SHEPARD: I was fascinated with this notion that these people were largely forgotten. They were thought of as a group, not individuals. It’s hard to find a list in census records of their names. They were just thought of as a teeming mass of Asian guys. The photos are a gentle indictment of all of us. Let’s remember these were individuals and they were here. It’s a resurrection. We have no idea what became of them. I felt their eyes were on me when I was writing the book, and I wanted the reader to have some similar sensation.

DIERBECK: The women are permitted all sorts of unthinkable liberties. Why?

SHEPARD: They’re blind to these young men’s effect on young unmarried women. The blindness is a form of racism. They don’t see these Chinese people as a sexual threat—it’s an emasculation of them. Of course, sparks are going to fly. It’s a kind of paternalistic racism. Sampson has the same kind of feeling by calling them his “boys,” like they were a passel of school kids. That they’d be sexual was not ever thought of. There’s a description in a newspaper of a Chinese laborer wearing “a natty little shoe.” Like a doll. It’s inconceivable to Sampson that one of these guys would be sexual with his wife. That’s part of why he’s so destroyed by it. They weren’t thinking of them as real men.
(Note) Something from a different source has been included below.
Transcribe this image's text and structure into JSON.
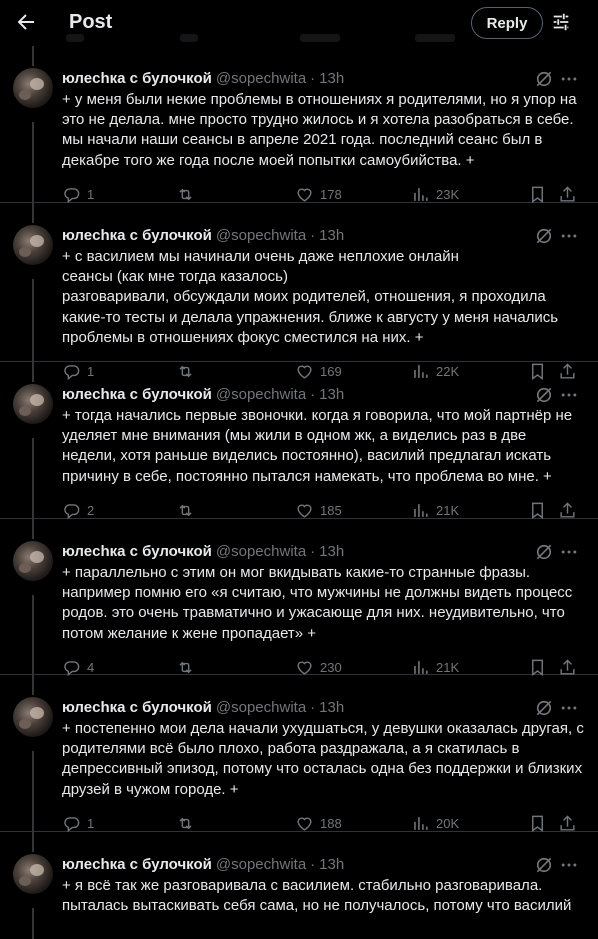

They didn’t behave the way men in this community behaved. They didn’t brawl. Ida was drawn to Charlie [the Chinese foreman]. Because, unlike other men, he wasn’t on the verge of violence. Irish women married Chinese men starting way back in the 1840s in New York City. It was a no-brainer. They don’t beat us! They don’t drink! Let’s marry them!